**Data for processing**
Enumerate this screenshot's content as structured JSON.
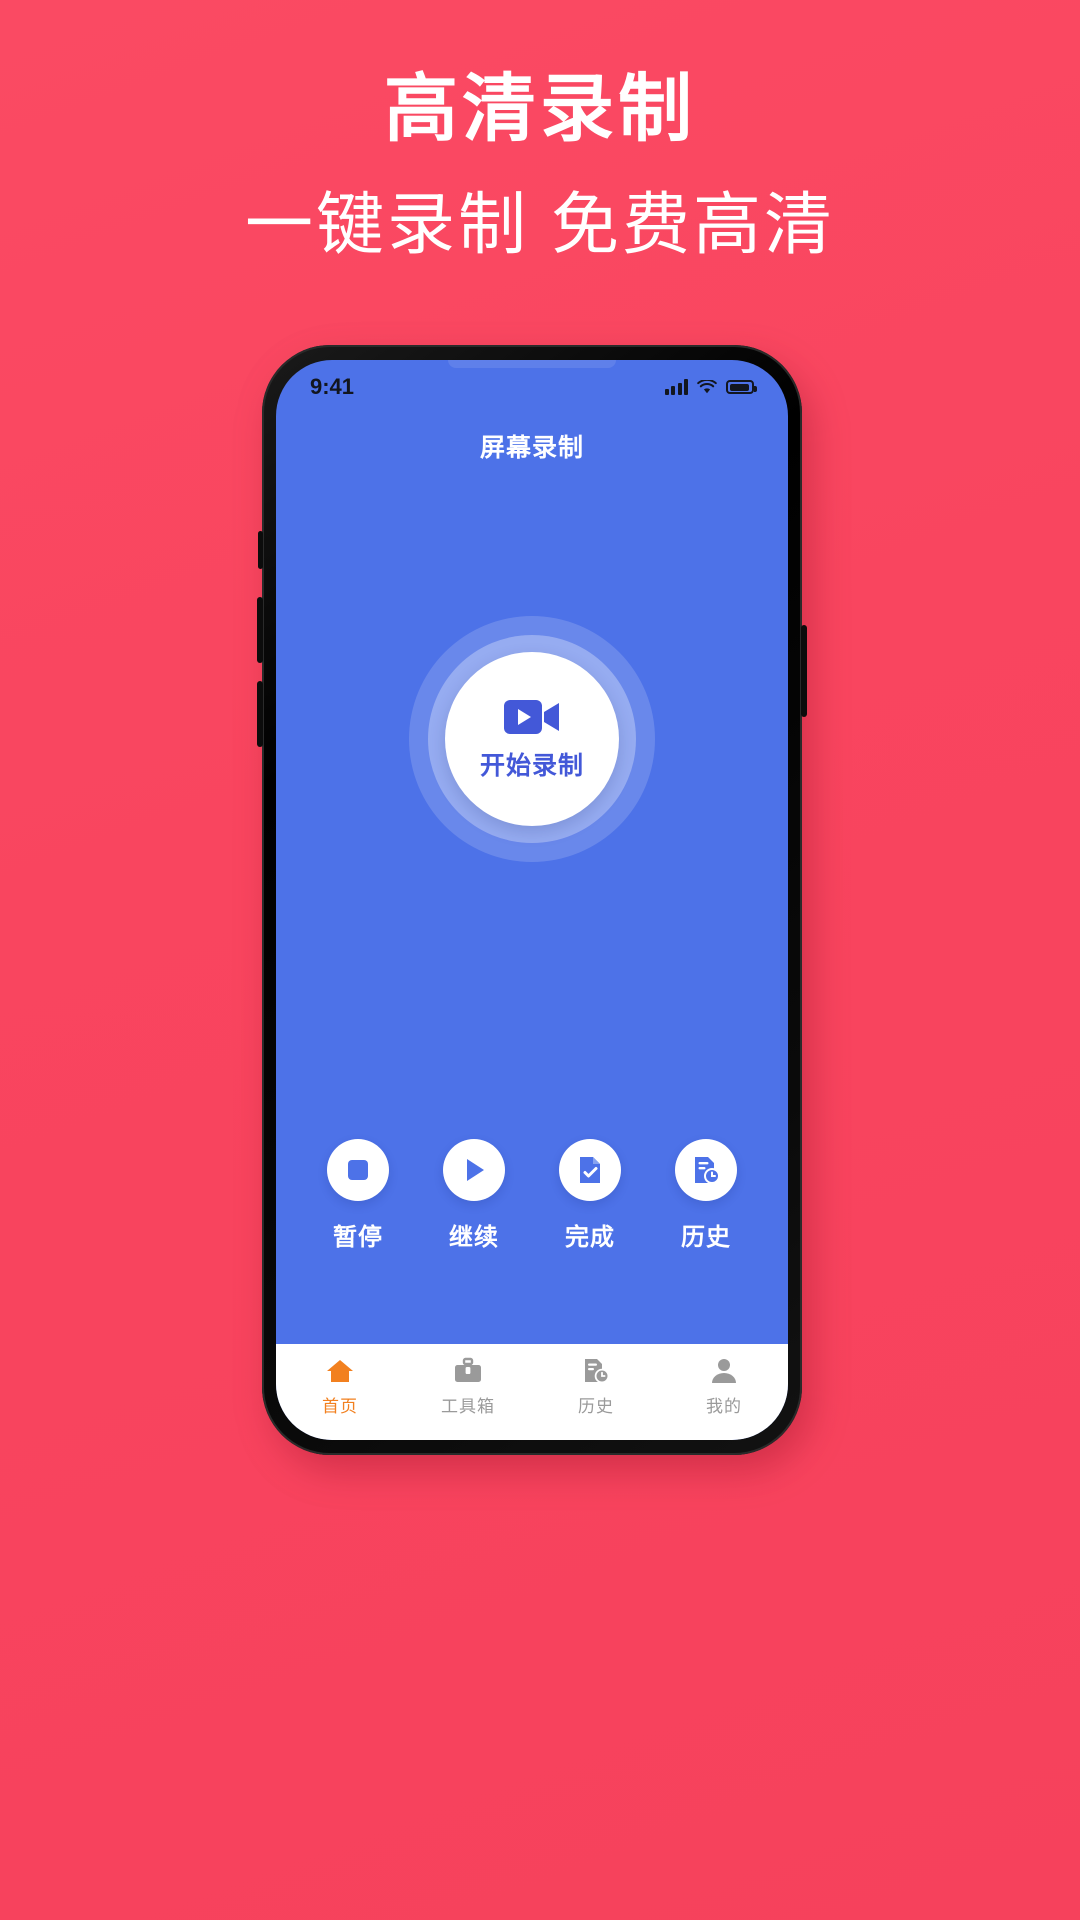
{
  "promo": {
    "title": "高清录制",
    "subtitle": "一键录制 免费高清",
    "bg_color": "#f9455f",
    "text_color": "#ffffff"
  },
  "phone": {
    "status_bar": {
      "time": "9:41",
      "signal_icon": "signal-bars-icon",
      "wifi_icon": "wifi-icon",
      "battery_icon": "battery-icon"
    },
    "app": {
      "header_title": "屏幕录制",
      "accent_color": "#4d72e8",
      "record_button": {
        "label": "开始录制",
        "icon": "video-camera-icon",
        "label_color": "#4358d8"
      },
      "actions": [
        {
          "label": "暂停",
          "icon": "stop-square-icon"
        },
        {
          "label": "继续",
          "icon": "play-triangle-icon"
        },
        {
          "label": "完成",
          "icon": "document-check-icon"
        },
        {
          "label": "历史",
          "icon": "document-clock-icon"
        }
      ],
      "tabs": [
        {
          "label": "首页",
          "icon": "home-icon",
          "active": true
        },
        {
          "label": "工具箱",
          "icon": "toolbox-icon",
          "active": false
        },
        {
          "label": "历史",
          "icon": "document-clock-icon",
          "active": false
        },
        {
          "label": "我的",
          "icon": "person-icon",
          "active": false
        }
      ],
      "tab_active_color": "#f2801f",
      "tab_inactive_color": "#9a9a9a"
    }
  }
}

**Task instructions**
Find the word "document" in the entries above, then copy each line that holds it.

**Problem solution**
          "icon": "document-check-icon"
          "icon": "document-clock-icon"
          "icon": "document-clock-icon",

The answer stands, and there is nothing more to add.